Wow. Jennifer Weiner, the author of those kinds of books that go down Smooth As A Milkshake, takes it out on her literary sisters, the kind that write books that are Good For You.
Weiner criticizes Meg Wolitzer (see review of The Position below) for dismissing chick lit as a “guilty pleasure,” apolitical and unnecessary.
Writing funny, fast-moving fiction about young women finding their place in the world means your invitation to join the Beautiful Sentence Society will be permanently lost in the mail. The New York Times won't review you; the newsweeklies won't write profiles, and don't even get me started on what will happen when you query the New Yorker. Your books will sell in Target and Costco, but independent bookstore employees with advanced degrees and bad attitudes will be snotty when you drop in to sign stock.
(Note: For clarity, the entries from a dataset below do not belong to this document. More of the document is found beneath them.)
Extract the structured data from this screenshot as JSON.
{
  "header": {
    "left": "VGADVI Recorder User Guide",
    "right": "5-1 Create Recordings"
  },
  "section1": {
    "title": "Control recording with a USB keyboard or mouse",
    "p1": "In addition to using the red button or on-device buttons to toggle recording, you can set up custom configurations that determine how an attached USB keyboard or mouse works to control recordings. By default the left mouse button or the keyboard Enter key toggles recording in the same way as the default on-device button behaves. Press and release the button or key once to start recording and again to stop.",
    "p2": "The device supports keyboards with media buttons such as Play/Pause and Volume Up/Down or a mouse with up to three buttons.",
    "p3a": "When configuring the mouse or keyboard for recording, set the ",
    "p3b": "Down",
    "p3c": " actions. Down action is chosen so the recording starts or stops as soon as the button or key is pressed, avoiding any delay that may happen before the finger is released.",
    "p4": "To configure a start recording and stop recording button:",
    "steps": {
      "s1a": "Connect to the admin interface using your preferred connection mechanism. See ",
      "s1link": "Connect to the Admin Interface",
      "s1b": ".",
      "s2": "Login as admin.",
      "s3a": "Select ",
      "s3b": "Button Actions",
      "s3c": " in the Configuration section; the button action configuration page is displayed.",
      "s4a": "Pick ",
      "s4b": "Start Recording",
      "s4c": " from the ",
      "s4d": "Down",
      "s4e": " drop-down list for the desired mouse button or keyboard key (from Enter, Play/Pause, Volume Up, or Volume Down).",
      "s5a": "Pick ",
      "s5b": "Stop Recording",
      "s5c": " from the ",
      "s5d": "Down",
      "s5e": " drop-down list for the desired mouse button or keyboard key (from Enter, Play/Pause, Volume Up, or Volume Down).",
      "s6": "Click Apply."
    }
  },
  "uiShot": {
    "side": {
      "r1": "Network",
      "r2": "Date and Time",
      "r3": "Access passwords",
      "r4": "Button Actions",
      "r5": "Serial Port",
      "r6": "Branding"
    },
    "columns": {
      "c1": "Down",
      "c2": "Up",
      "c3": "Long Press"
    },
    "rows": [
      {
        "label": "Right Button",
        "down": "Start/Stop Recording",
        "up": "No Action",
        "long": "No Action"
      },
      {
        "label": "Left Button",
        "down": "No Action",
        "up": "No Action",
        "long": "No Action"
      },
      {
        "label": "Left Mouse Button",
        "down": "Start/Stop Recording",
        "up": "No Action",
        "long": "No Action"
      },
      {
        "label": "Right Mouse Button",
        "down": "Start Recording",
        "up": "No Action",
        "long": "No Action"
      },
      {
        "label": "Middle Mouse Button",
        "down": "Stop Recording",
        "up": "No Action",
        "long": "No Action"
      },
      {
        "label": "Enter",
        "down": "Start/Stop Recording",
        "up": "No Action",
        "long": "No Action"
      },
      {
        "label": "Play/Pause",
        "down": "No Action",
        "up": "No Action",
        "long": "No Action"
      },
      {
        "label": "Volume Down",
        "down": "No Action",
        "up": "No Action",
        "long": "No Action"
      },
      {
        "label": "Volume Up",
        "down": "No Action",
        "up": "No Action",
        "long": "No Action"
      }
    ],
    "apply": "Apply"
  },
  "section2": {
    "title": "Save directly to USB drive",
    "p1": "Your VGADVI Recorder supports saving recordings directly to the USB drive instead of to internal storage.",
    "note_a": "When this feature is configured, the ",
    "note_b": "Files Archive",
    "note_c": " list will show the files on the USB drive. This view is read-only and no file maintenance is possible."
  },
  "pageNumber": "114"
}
Finally, your elders and betters will dismiss your work completely--or damn you with condescension disguised as compliments and praise so faint it's almost invisible. Exhibit A: Meg Wolitzer's "In Praise of Pink Ladies."
Chick lit, she blushingly confesses, is her guilty pleasure. She began, of course, with Bridget Jones, then "branched out, reading the Irish writer Marian Keyes and then Sophie Kinsella (whose Shopaholic novels are surprisingly funny) and a couple of the others whose names, to tell the truth, I never quite remember." This kind of writing, she concludes, "is not groundbreaking or powerful, but it speaks to many women, even, weirdly, a woman like me, a long-married feminist and novelist."
Weiner calls Wolitzer’s kind of book Gray Lady Lit, where all men are cads and at least one character has a terminal illness. She disagrees with Wolitzer’s assertion that chick lit isn’t political – doesn’t the underdog heroine usually end up on top by the end of the book?
I love chick-lit. I’ve read both Bridget Jones books, at least one Jennifer Weiner, scads of Jane Green and … then I hit a wall. I loved those books for their easy narrative, their heroine-in-distress tone, their I’ll-get-revenge plots. They’re great – but in small doses.